There are obviously other accuracy problems with diabolo pellets that have nothing to do with hitting things or interference with gas. I have watched pellets spiral downrange through my scope and I know many of you have as well. This is obviously a pellet that is unstable, but it is unstable in a very consistent way. It’s almost like a baseball pitcher throwing a curveball, except I never heard of a curveball curving up. Maybe a knuckleball with control? That goes against the definition of the knuckleball. The point is — I don’t know why pellets do it and I’m not about to make something up.
My main point
I haven’t said this yet, but here is what I have been leading up to. I think the diabolo pellet design is so flexible that its accuracy potential far exceeds that of any bullet. Yes there are points at which a given pellet will be at its best — just as there are for bullets. But I think a heavyweight pellet like an H&N Baracuda Match can be reasonably accurate when leaving the muzzle of a Diana 27 at 400 f.p.s. and also exiting at 800 f.p.s. from a more powerful air rifle. You aren’t ever going to see anything like that range with bullets.
And here is why it matters. Some company will claim that their big bore air rifle gets up to 900 foot-pounds of energy, but we all know that to do it the rifle will have to shoot the longest pure lead bullet that can be loaded! It probably won’t even hit the target at 50 yards, because the heavier the bullet is, the slower it goes. And the slower it goes, the slower it spins. Yet the longer and heavier a bullet is, the faster it needs to spin to stabilize. With bullets — longer and heavier is the enemy of stability, unless there is high velocity — which is exactly what an air rifle doesn’t have!
And THAT, my friends, is why I keep insisting that we call a bullet a bullet — so the guys on their couches will wake up and smell the instability, instead of shopping by the numbers!
But our little friend the diabolo pellet gives us a warm cuddle of forgiveness, no matter what we shoot him in. I’m toying with a second experiment of shooting light and heavy pellets in a number of rifles to compare the results. I haven’t worked out all the details of such a test yet, so I will be interested in your thoughts.
What I’m saying today is that the diabolo pellet design gives airgunners a much broader range of tolerance than bullets do. We “get away” with shooting pellets that are not well-suited to the guns we shoot them in.
Yes the diabolo design means a shorter distance, due to how soon the pellets slow down. That dynamic changes the entire shooting situation and makes 100 yards a thrilling long distance for airgunners, where for bullets 100 yards is just a warmup for the real thing.
Here is what I am NOT saying. I am not saying that heavy pellets and light pellets are equally accurate in the same airgun.

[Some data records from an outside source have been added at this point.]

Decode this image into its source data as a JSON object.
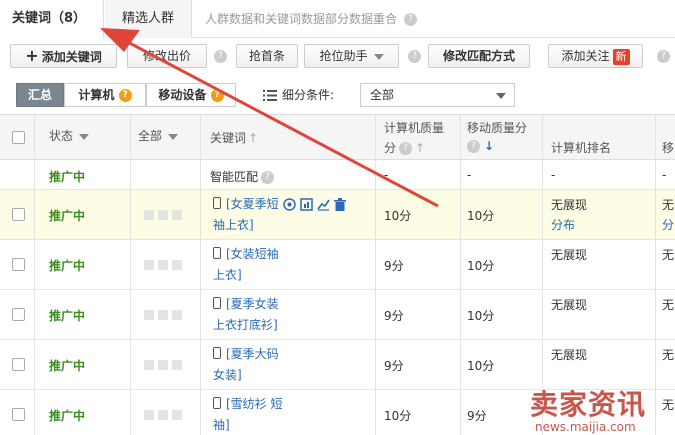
{
  "tabs": [
    {
      "label": "关键词（8）"
    },
    {
      "label": "精选人群"
    }
  ],
  "tab_info": "人群数据和关键词数据部分数据重合",
  "toolbar": {
    "add_keyword": "添加关键词",
    "modify_price": "修改出价",
    "grab_first": "抢首条",
    "rank_helper": "抢位助手",
    "modify_match": "修改匹配方式",
    "add_follow": "添加关注",
    "new_badge": "新"
  },
  "filter": {
    "summary": "汇总",
    "computer": "计算机",
    "mobile": "移动设备",
    "condition_label": "细分条件:",
    "condition_value": "全部"
  },
  "table": {
    "headers": {
      "status": "状态",
      "all": "全部",
      "keyword": "关键词",
      "pc_quality_1": "计算机质量",
      "pc_quality_2": "分",
      "mobile_quality": "移动质量分",
      "pc_rank": "计算机排名",
      "mobile_rank_cut": "移"
    },
    "smart_row": {
      "status": "推广中",
      "keyword": "智能匹配",
      "pc_quality": "-",
      "mobile_quality": "-",
      "pc_rank": "-",
      "mobile_rank": "-"
    },
    "rows": [
      {
        "status": "推广中",
        "kw1": "[女夏季短",
        "kw2": "袖上衣]",
        "pc_quality": "10分",
        "mobile_quality": "10分",
        "pc_rank": "无展现",
        "pc_rank_link": "分布",
        "mobile_rank": "无",
        "mobile_rank_link": "分"
      },
      {
        "status": "推广中",
        "kw1": "[女装短袖",
        "kw2": "上衣]",
        "pc_quality": "9分",
        "mobile_quality": "10分",
        "pc_rank": "无展现",
        "pc_rank_link": "",
        "mobile_rank": "无",
        "mobile_rank_link": ""
      },
      {
        "status": "推广中",
        "kw1": "[夏季女装",
        "kw2": "上衣打底衫]",
        "pc_quality": "9分",
        "mobile_quality": "10分",
        "pc_rank": "无展现",
        "pc_rank_link": "",
        "mobile_rank": "无",
        "mobile_rank_link": ""
      },
      {
        "status": "推广中",
        "kw1": "[夏季大码",
        "kw2": "女装]",
        "pc_quality": "9分",
        "mobile_quality": "10分",
        "pc_rank": "无展现",
        "pc_rank_link": "",
        "mobile_rank": "无",
        "mobile_rank_link": ""
      },
      {
        "status": "推广中",
        "kw1": "[雪纺衫 短",
        "kw2": "袖]",
        "pc_quality": "10分",
        "mobile_quality": "9分",
        "pc_rank": "",
        "pc_rank_link": "",
        "mobile_rank": "无",
        "mobile_rank_link": ""
      }
    ]
  },
  "watermark": {
    "title": "卖家资讯",
    "url": "news.maijia.com"
  },
  "colors": {
    "status_green": "#3a8f1f",
    "link_blue": "#2a6ab8",
    "arrow_red": "#e0453a",
    "new_red": "#e8402a"
  }
}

They obviously are not equally accurate and, yes, certain pellets will always be the best in certain airguns. I’m just saying that with diabolo pellets we airgunners have a lot more flexibility.